They noted that very often it was small things that were relatively cheaply and easily changed that really affected customer satisfaction. Although they had yet to find a way of satisfying everyone with regard to the temperature of the library!

Finally they talked about feedback and the importance of closing the loop by telling both staff and users how their comments and complaints had been acted on. They use both ‘you said we Fox’s posters and a changing display on the website which showed a random update from a list of five recent changes to website users.

Libraries are fortunate that our friendly helpful staff are often commented on in customer satisfaction surveys, but there are always things to improve and little things count. This was a useful presentation with several practical ideas in how to consult with both staff and public quickly in a way that produced meaningful results.

The day ended with votes of thanks to the speakers, committee and chair for a successful and inspiring day. I hope to be able to attend again next year.

Fed up

This January I’ve been on a bit of a health kick – cutting out alcohol, counting calories and making sure I get to the gym regularly.  A change of job to one that’s more desk bound, not being able to run and Christmas has meant my weight had crept up to a level I wasn’t happy with.  Anyway the fantastic new is so far I’ve lost 700g.  Couldn’t be more fed up.

To compound my misery I’ve also tried a little run.  The hip muscles have all felt so much better that I’ve barely noticed any pain, so I thought it would be safe to try a tiny run. I warmed up on the bike and then walking on the treadmill, before putting the speed up to a gentle jog. Within minutes I could feel the muscles tightening up just like old times.  Almost convinced I won’t be able to run again.

The only bright spot is that I finished level 1 of my push up program.  42 tonight over 5 sets including two sets of 10!  I won’t mention the sharp pain deep on my abs….

Bored of the bike

Another 30 minutes tonight on the static bike.  It bores me stupid! 

The hip muscles feel so much better, just a bit of a twinge on my ITB, so I considered a run, despite not having the all clear from the physio. I was saved by a busy gum with no spare treadmills, and snow and ice prevented me considering running outside!  So 10.6 miles on the bike and managed to up the intensity (it’s still pathetically low). 

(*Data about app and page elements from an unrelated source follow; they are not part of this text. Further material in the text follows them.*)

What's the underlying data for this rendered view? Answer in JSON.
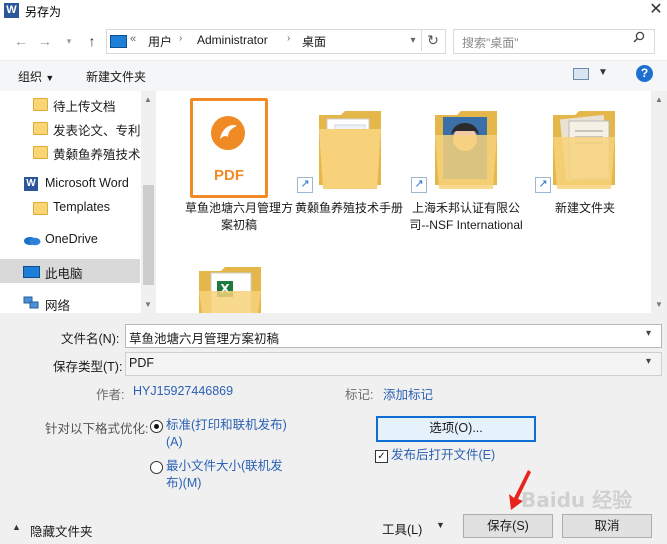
{
  "window": {
    "title": "另存为",
    "app_icon_letter": "W"
  },
  "address": {
    "overflow": "«",
    "crumbs": [
      "用户",
      "Administrator",
      "桌面"
    ],
    "search_placeholder": "搜索\"桌面\""
  },
  "toolbar": {
    "organize": "组织",
    "new_folder": "新建文件夹",
    "help": "?"
  },
  "nav": {
    "items": [
      {
        "label": "待上传文档",
        "icon": "folder-icon"
      },
      {
        "label": "发表论文、专利资",
        "icon": "folder-icon"
      },
      {
        "label": "黄颡鱼养殖技术手",
        "icon": "folder-icon"
      },
      {
        "label": "Microsoft Word",
        "icon": "word-icon"
      },
      {
        "label": "Templates",
        "icon": "folder-icon"
      },
      {
        "label": "OneDrive",
        "icon": "onedrive-icon"
      },
      {
        "label": "此电脑",
        "icon": "computer-icon",
        "selected": true
      },
      {
        "label": "网络",
        "icon": "network-icon"
      }
    ]
  },
  "files": [
    {
      "label": "草鱼池塘六月管理方案初稿",
      "type": "pdf",
      "badge": "PDF"
    },
    {
      "label": "黄颡鱼养殖技术手册",
      "type": "shortcut-folder"
    },
    {
      "label": "上海禾邦认证有限公司--NSF International",
      "type": "shortcut-folder-photo"
    },
    {
      "label": "新建文件夹",
      "type": "shortcut-folder-doc"
    },
    {
      "label": "",
      "type": "excel-folder"
    }
  ],
  "form": {
    "filename_label": "文件名(N):",
    "filename_value": "草鱼池塘六月管理方案初稿",
    "type_label": "保存类型(T):",
    "type_value": "PDF",
    "author_label": "作者:",
    "author_value": "HYJ15927446869",
    "tags_label": "标记:",
    "tags_value": "添加标记",
    "optimize_label": "针对以下格式优化:",
    "opt_standard_line1": "标准(打印和联机发布)",
    "opt_standard_line2": "(A)",
    "opt_min_line1": "最小文件大小(联机发",
    "opt_min_line2": "布)(M)",
    "options_button": "选项(O)...",
    "open_after": "发布后打开文件(E)",
    "hide_folders": "隐藏文件夹",
    "tools": "工具(L)",
    "save": "保存(S)",
    "cancel": "取消"
  },
  "watermark": "Baidu 经验"
}
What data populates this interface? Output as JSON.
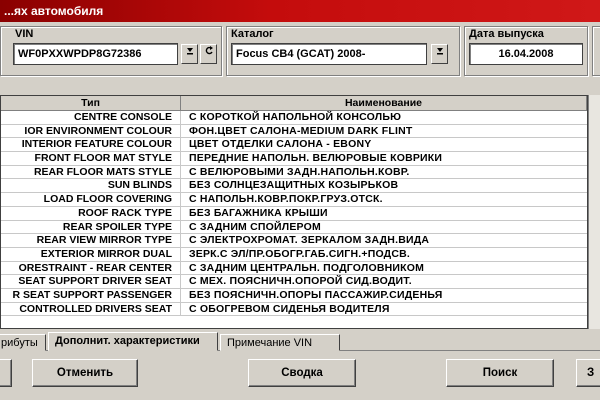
{
  "window": {
    "title": "...ях автомобиля"
  },
  "vin": {
    "label": "VIN",
    "value": "WF0PXXWPDP8G72386",
    "dropdown_icon": "dropdown-arrow-icon",
    "refresh_icon": "refresh-icon"
  },
  "catalog": {
    "label": "Каталог",
    "value": "Focus CB4 (GCAT) 2008-"
  },
  "release": {
    "label": "Дата выпуска",
    "value": "16.04.2008"
  },
  "grid": {
    "headers": {
      "type": "Тип",
      "name": "Наименование"
    },
    "rows": [
      {
        "type": "CENTRE CONSOLE",
        "name": "С КОРОТКОЙ НАПОЛЬНОЙ КОНСОЛЬЮ"
      },
      {
        "type": "IOR ENVIRONMENT COLOUR",
        "name": "ФОН.ЦВЕТ САЛОНА-MEDIUM DARK FLINT"
      },
      {
        "type": "INTERIOR FEATURE COLOUR",
        "name": "ЦВЕТ ОТДЕЛКИ САЛОНА - EBONY"
      },
      {
        "type": "FRONT FLOOR MAT STYLE",
        "name": "ПЕРЕДНИЕ НАПОЛЬН. ВЕЛЮРОВЫЕ КОВРИКИ"
      },
      {
        "type": "REAR FLOOR MATS STYLE",
        "name": "С ВЕЛЮРОВЫМИ ЗАДН.НАПОЛЬН.КОВР."
      },
      {
        "type": "SUN BLINDS",
        "name": "БЕЗ СОЛНЦЕЗАЩИТНЫХ КОЗЫРЬКОВ"
      },
      {
        "type": "LOAD FLOOR COVERING",
        "name": "С НАПОЛЬН.КОВР.ПОКР.ГРУЗ.ОТСК."
      },
      {
        "type": "ROOF RACK TYPE",
        "name": "БЕЗ БАГАЖНИКА КРЫШИ"
      },
      {
        "type": "REAR SPOILER TYPE",
        "name": "С ЗАДНИМ СПОЙЛЕРОМ"
      },
      {
        "type": "REAR VIEW MIRROR TYPE",
        "name": "С ЭЛЕКТРОХРОМАТ. ЗЕРКАЛОМ ЗАДН.ВИДА"
      },
      {
        "type": "EXTERIOR MIRROR DUAL",
        "name": "ЗЕРК.С ЭЛ/ПР.ОБОГР.ГАБ.СИГН.+ПОДСВ."
      },
      {
        "type": "ORESTRAINT - REAR CENTER",
        "name": "С ЗАДНИМ ЦЕНТРАЛЬН. ПОДГОЛОВНИКОМ"
      },
      {
        "type": "SEAT SUPPORT DRIVER SEAT",
        "name": "С МЕХ. ПОЯСНИЧН.ОПОРОЙ СИД.ВОДИТ."
      },
      {
        "type": "R SEAT SUPPORT PASSENGER",
        "name": "БЕЗ ПОЯСНИЧН.ОПОРЫ ПАССАЖИР.СИДЕНЬЯ"
      },
      {
        "type": "CONTROLLED DRIVERS SEAT",
        "name": "С ОБОГРЕВОМ СИДЕНЬЯ ВОДИТЕЛЯ"
      }
    ]
  },
  "tabs": [
    {
      "label": "рибуты"
    },
    {
      "label": "Дополнит. характеристики"
    },
    {
      "label": "Примечание VIN"
    }
  ],
  "buttons": {
    "cancel": "Отменить",
    "summary": "Сводка",
    "search": "Поиск",
    "last": "З"
  },
  "colors": {
    "titlebar": "#c40c0c",
    "face": "#d4d0c8"
  }
}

I am keeping up with my push up program though. 34 tonight, split between 5 sets.

I need to run though.  Truly bored of eating lettuce to try and lose weight!

Thursday update

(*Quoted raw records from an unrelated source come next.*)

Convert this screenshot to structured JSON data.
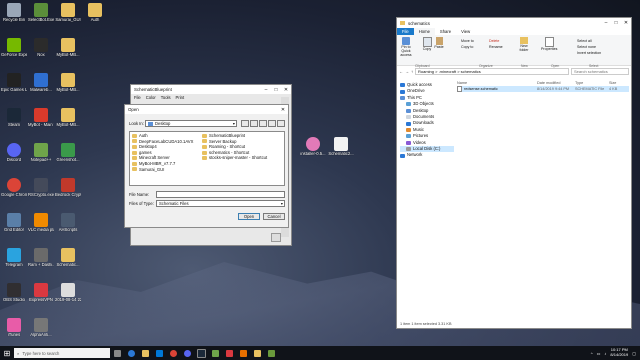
{
  "desktop": {
    "icons": [
      {
        "label": "Recycle Bin",
        "icon": "recycle-bin-icon",
        "color": "#9aa7b8"
      },
      {
        "label": "SelectBot.Exe",
        "icon": "app-icon",
        "color": "#5b8f3a"
      },
      {
        "label": "Samurai_GUI",
        "icon": "folder-icon",
        "color": "#e8c160"
      },
      {
        "label": "Auth",
        "icon": "folder-icon",
        "color": "#e8c160"
      },
      {
        "label": "GeForce Experience",
        "icon": "nvidia-icon",
        "color": "#76b900"
      },
      {
        "label": "Nox",
        "icon": "nox-icon",
        "color": "#2b2b2b"
      },
      {
        "label": "MyBot-MB...",
        "icon": "folder-icon",
        "color": "#e8c160"
      },
      {
        "label": "Epic Games Launcher",
        "icon": "epic-games-icon",
        "color": "#222222"
      },
      {
        "label": "Malwareb...",
        "icon": "malwarebytes-icon",
        "color": "#2f6fd1"
      },
      {
        "label": "MyBot-MB...",
        "icon": "folder-icon",
        "color": "#e8c160"
      },
      {
        "label": "Steam",
        "icon": "steam-icon",
        "color": "#1b2838"
      },
      {
        "label": "MyBot - Main The Storm...",
        "icon": "mybot-icon",
        "color": "#d93a2b"
      },
      {
        "label": "MyBot-MB...",
        "icon": "folder-icon",
        "color": "#e8c160"
      },
      {
        "label": "Discord",
        "icon": "discord-icon",
        "color": "#5865f2"
      },
      {
        "label": "Notepad++",
        "icon": "notepad-plus-icon",
        "color": "#6fa44a"
      },
      {
        "label": "Greenshot...",
        "icon": "greenshot-icon",
        "color": "#3a9a4a"
      },
      {
        "label": "Google Chrome",
        "icon": "chrome-icon",
        "color": "#db4437"
      },
      {
        "label": "RSCrypto.exe",
        "icon": "app-icon",
        "color": "#444a5a"
      },
      {
        "label": "Bedrock Crypto",
        "icon": "app-icon",
        "color": "#c0392b"
      },
      {
        "label": "Grid Editor",
        "icon": "app-icon",
        "color": "#5a7fa8"
      },
      {
        "label": "VLC media player",
        "icon": "vlc-icon",
        "color": "#f08a00"
      },
      {
        "label": "AHScripts",
        "icon": "script-icon",
        "color": "#4a5a70"
      },
      {
        "label": "Telegram",
        "icon": "telegram-icon",
        "color": "#2aa3df"
      },
      {
        "label": "Ram + Dashi...",
        "icon": "app-icon",
        "color": "#6a6a6a"
      },
      {
        "label": "Schematic...",
        "icon": "folder-icon",
        "color": "#e8c160"
      },
      {
        "label": "OBS Studio",
        "icon": "obs-icon",
        "color": "#302e31"
      },
      {
        "label": "ExpressVPN",
        "icon": "expressvpn-icon",
        "color": "#da3940"
      },
      {
        "label": "2019-08-14 22-14-02...",
        "icon": "video-icon",
        "color": "#dddddd"
      },
      {
        "label": "iTunes",
        "icon": "itunes-icon",
        "color": "#e85ca8"
      },
      {
        "label": "AlphaAnti...",
        "icon": "app-icon",
        "color": "#777777"
      },
      {
        "label": "installer-0.5...",
        "icon": "installer-icon",
        "color": "#e27ab8"
      },
      {
        "label": "Schematic2...",
        "icon": "document-icon",
        "color": "#f2f2f2"
      }
    ]
  },
  "bg_window": {
    "title": "SchematicBlueprint",
    "menu": [
      "File",
      "Color",
      "Tools",
      "Print"
    ]
  },
  "open_dialog": {
    "title": "Open",
    "look_in_label": "Look In:",
    "look_in_value": "Desktop",
    "files_left": [
      "Auth",
      "DeepFaceLabCUDA10.1AVX",
      "Desktop4",
      "games",
      "Minecraft Server",
      "MyBot-MBR_v7.7.7",
      "Samurai_GUI"
    ],
    "files_right": [
      "SchematicBlueprint",
      "Server Backup",
      "Roaming - Shortcut",
      "schematics - Shortcut",
      "stocks-sniper-master - Shortcut"
    ],
    "file_name_label": "File Name:",
    "file_name_value": "",
    "files_of_type_label": "Files of Type:",
    "files_of_type_value": "Schematic Files",
    "open_label": "Open",
    "cancel_label": "Cancel"
  },
  "explorer": {
    "title": "schematics",
    "ribbon_tabs": [
      "File",
      "Home",
      "Share",
      "View"
    ],
    "ribbon": {
      "pin": "Pin to Quick access",
      "copy": "Copy",
      "paste": "Paste",
      "move_to": "Move to",
      "copy_to": "Copy to",
      "delete": "Delete",
      "rename": "Rename",
      "new_folder": "New folder",
      "properties": "Properties",
      "select_all": "Select all",
      "select_none": "Select none",
      "invert": "Invert selection",
      "groups": [
        "Clipboard",
        "Organize",
        "New",
        "Open",
        "Select"
      ]
    },
    "path": "Roaming > .minecraft > schematics",
    "search_placeholder": "Search schematics",
    "nav": [
      "Quick access",
      "OneDrive",
      "This PC",
      "3D Objects",
      "Desktop",
      "Documents",
      "Downloads",
      "Music",
      "Pictures",
      "Videos",
      "Local Disk (C:)",
      "Network"
    ],
    "columns": [
      "Name",
      "Date modified",
      "Type",
      "Size"
    ],
    "files": [
      {
        "name": "redsense.schematic",
        "date": "8/14/2019 9:44 PM",
        "type": "SCHEMATIC File",
        "size": "4 KB"
      }
    ],
    "status": "1 item   1 item selected  3.31 KB"
  },
  "taskbar": {
    "search_placeholder": "Type here to search",
    "time": "10:17 PM",
    "date": "8/14/2019"
  }
}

Managed 13.2 miles on the bike at the gym tonight. Still keep the resistance minimal, but the rpm high.  Felt much easier, even though was 40 mins not 30.  Hip area muscles are much less hurry, but can feel they’re not right when I’m stretching.